→ Activity
Search the data below for "référence" and report how many lines contain it, with no other text.

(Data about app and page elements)
[Start of Attachment]

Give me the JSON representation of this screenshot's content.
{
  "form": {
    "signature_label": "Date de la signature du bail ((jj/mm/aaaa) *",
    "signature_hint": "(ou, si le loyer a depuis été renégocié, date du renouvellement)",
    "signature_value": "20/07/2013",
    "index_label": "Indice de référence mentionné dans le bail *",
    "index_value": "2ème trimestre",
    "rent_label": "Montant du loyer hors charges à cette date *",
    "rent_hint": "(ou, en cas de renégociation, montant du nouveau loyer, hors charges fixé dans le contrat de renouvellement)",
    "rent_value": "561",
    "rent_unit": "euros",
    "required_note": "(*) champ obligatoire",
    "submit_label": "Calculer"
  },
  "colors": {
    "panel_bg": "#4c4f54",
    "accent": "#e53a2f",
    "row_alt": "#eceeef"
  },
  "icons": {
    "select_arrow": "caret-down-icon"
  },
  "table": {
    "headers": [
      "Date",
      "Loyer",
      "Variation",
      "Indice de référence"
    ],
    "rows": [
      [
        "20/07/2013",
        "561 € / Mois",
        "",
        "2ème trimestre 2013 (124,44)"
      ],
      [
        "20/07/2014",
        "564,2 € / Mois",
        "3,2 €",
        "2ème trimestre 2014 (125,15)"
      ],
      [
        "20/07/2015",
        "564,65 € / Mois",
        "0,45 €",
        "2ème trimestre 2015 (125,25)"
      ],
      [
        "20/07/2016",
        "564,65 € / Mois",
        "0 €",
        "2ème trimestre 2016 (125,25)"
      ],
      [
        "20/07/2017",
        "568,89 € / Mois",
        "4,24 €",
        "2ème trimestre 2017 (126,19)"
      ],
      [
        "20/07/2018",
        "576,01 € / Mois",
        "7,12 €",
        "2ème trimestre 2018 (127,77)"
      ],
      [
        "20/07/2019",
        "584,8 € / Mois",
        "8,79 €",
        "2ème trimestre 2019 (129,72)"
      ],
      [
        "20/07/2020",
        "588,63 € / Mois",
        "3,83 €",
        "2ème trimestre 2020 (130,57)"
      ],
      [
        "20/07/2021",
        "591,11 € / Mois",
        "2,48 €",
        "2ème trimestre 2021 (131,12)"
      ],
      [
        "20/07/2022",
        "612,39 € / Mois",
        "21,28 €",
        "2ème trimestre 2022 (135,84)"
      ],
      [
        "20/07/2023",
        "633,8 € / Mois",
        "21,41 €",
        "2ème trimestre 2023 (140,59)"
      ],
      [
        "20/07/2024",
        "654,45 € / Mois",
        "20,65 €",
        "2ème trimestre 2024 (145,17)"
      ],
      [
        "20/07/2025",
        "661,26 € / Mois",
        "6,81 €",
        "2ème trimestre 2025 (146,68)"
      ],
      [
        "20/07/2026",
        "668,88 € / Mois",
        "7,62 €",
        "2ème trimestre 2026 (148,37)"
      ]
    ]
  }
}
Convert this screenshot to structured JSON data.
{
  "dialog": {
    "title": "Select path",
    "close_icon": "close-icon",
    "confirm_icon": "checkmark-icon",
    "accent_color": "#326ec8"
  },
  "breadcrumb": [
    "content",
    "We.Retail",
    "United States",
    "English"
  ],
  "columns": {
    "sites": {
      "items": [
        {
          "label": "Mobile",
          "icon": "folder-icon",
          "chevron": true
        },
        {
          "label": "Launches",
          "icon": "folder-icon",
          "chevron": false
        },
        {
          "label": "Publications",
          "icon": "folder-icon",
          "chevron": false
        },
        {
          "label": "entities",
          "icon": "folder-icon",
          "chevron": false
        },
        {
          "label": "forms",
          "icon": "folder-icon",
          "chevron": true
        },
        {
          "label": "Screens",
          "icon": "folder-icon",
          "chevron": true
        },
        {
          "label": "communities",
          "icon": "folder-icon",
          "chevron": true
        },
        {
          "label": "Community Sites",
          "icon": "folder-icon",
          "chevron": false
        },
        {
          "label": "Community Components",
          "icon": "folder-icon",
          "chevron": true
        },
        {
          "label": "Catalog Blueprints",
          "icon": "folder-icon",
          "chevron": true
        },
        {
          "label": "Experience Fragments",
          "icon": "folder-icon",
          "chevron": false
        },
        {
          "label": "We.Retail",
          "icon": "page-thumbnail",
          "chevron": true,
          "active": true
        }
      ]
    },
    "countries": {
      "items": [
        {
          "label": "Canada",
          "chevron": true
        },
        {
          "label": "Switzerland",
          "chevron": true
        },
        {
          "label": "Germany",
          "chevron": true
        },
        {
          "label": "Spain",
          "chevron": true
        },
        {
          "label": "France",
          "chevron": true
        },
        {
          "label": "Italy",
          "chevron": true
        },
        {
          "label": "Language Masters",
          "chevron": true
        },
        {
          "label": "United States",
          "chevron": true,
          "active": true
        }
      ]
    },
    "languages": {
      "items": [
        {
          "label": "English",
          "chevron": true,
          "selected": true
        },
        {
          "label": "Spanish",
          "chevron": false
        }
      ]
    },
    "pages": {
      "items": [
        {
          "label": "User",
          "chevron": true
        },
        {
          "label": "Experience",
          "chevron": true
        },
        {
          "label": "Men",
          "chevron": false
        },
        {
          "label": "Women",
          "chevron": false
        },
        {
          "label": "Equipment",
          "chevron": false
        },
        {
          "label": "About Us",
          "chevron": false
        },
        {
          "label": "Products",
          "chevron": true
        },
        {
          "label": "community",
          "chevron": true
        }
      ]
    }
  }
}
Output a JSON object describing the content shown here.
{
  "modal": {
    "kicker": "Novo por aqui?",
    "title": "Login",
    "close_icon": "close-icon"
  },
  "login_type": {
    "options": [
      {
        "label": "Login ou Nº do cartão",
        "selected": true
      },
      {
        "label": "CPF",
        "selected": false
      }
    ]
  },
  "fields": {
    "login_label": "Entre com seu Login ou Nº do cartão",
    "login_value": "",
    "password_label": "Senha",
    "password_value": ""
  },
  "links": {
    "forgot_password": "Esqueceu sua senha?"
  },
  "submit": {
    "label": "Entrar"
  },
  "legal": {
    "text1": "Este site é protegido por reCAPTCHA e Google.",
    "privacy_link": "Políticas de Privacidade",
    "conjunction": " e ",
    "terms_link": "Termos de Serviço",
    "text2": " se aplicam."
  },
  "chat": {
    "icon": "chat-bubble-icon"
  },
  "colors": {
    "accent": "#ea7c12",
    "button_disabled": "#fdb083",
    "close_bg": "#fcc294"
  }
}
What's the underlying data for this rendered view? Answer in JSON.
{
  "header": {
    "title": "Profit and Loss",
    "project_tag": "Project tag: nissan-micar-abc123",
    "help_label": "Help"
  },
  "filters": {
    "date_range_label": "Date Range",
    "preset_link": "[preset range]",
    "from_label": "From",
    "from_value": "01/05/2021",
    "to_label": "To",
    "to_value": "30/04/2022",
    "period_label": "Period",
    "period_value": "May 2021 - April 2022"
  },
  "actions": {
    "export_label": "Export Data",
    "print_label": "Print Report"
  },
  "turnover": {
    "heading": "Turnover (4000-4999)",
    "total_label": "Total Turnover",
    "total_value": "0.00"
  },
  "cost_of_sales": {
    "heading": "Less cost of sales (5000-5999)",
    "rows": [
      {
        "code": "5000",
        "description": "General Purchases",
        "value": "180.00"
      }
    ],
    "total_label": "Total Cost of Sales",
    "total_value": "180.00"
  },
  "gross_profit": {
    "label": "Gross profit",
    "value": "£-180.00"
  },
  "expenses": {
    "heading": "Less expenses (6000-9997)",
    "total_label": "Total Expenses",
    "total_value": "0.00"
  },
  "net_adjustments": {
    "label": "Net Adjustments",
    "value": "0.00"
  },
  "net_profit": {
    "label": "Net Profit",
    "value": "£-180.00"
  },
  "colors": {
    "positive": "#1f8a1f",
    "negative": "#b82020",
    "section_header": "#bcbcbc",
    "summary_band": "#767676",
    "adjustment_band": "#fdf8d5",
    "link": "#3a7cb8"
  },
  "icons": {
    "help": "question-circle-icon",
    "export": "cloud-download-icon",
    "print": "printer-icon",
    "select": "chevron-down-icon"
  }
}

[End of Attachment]

→ Task result
2